Any sort of crime or ethical violation can occur using a computer. Extortion of banks takes money from the banks, as well as their customers. The bank's, on the other hand, violate the public trust that the bank will be secure. The illegal altering medical records is unethical, as it can quickly and easily cause harm to another. Spreading disinformation is unethical in its lack of regard for the truth, as well as for the safety of and consequences on others who believe the misinformation. Altering, destroying, or stealing others data is a violation of their privacy.
The ordinary hacker is guilty of lack of regard for the privacy of the peoples systems that he or she would enter. Hacking-for-hire is additionally illicit because they openly sell their services to break into others systems. All cyder crime is breaking with many ethics weather it be or breaking into someone's computer. In the end though these attacks will continue to go on, growing into a bigger problem as software becomes easier to obtain and implement. Evaluation It has been found by leading computer experts around the world that immediately accompany physical attacks, are increasing in volume, sophistication, and coordination, and are attracted to high value targets. These findings undoubtedly imply a higher likelihood for against the UN as a result of the ongoing War on Terrorism; however, they point out that there has actually been a very limited use of the Internet by known terrorist groups to wage attacks.
The terrorists' primary use of the Internet consists of formulating plans, raising funds, spreading propaganda, and communicating securely. This is soon to change though many experts have warned; terrorists are wielding the digital world with greater skill everyday. So many are now asking is the threat of the future? The convergence of current conventional wisdom's regarding technological and socio-political developments suggests that it may be. To its acolytes in the defence community, Information Warfare is the paradigm of future war. The convergence of these technological and socio-political trends suggests that may be the wave of the future.
If warfare is going to be conducted in cyberspace and if the combatants of the future are going to be irregulars, then is the logical paradigm of future conflict. Conclusion In conclusion, the violent pursuit of political goals using exclusively electronic methods is likely to be at least a few years into the future before used to its capacity. However, the more general threat of is very much a part of the digital world today. In addition to against digital data and systems, many people are being terrorized on the Internet today with threats of physical violence.

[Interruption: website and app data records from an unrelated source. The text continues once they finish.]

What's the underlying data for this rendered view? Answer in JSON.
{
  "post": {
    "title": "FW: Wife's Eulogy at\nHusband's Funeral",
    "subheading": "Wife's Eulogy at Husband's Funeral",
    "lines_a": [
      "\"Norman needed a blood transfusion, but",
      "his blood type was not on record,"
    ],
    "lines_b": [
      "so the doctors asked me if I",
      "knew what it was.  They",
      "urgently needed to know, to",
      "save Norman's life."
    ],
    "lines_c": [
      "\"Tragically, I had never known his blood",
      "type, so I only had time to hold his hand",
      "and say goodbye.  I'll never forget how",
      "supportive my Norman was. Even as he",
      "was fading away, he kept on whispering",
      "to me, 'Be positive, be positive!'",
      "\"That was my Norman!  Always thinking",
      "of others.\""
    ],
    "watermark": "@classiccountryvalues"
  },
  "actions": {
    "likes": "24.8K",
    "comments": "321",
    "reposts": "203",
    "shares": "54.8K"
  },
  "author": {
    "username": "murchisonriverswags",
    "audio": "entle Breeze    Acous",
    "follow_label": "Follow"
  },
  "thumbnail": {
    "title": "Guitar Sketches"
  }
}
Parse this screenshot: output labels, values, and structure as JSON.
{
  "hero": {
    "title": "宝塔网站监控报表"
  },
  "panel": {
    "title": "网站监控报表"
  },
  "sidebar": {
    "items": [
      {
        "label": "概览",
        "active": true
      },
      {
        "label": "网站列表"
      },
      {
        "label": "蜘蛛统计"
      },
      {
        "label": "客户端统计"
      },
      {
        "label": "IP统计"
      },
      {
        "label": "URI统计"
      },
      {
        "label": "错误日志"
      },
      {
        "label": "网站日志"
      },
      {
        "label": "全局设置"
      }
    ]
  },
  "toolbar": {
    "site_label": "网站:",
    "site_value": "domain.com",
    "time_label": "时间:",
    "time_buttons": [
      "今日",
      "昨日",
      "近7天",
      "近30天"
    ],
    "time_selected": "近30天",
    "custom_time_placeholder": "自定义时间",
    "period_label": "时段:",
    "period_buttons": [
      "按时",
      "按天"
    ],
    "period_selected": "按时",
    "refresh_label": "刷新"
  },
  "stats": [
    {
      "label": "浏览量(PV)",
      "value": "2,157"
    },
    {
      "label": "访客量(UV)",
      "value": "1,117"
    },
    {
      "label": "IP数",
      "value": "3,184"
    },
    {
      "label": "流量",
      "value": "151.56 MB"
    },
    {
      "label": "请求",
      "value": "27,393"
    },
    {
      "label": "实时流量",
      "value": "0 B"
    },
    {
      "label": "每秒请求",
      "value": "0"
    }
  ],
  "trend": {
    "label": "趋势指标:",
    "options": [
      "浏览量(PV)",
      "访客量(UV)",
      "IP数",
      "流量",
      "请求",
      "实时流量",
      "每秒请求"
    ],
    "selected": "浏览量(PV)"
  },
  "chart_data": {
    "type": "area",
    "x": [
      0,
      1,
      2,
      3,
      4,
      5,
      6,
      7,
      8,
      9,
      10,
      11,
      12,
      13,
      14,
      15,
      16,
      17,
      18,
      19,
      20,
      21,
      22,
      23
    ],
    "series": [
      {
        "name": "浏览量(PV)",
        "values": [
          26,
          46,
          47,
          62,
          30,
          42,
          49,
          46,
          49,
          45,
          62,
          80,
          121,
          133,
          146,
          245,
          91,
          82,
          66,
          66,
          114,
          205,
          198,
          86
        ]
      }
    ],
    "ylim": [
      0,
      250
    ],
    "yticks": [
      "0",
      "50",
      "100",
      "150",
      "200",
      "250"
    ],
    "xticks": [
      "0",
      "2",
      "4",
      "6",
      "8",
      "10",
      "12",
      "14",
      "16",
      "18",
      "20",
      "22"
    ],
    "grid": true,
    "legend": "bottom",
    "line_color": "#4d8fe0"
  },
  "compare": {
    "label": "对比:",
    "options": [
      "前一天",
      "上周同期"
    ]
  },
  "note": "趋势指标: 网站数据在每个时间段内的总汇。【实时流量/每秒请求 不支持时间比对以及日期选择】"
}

Online stalking, death threats, and hate messages are abundant. These crimes are serious and must be addressed. In so doing, governments around the world will be in a better position to police and respond to if and when the threat becomes imminent..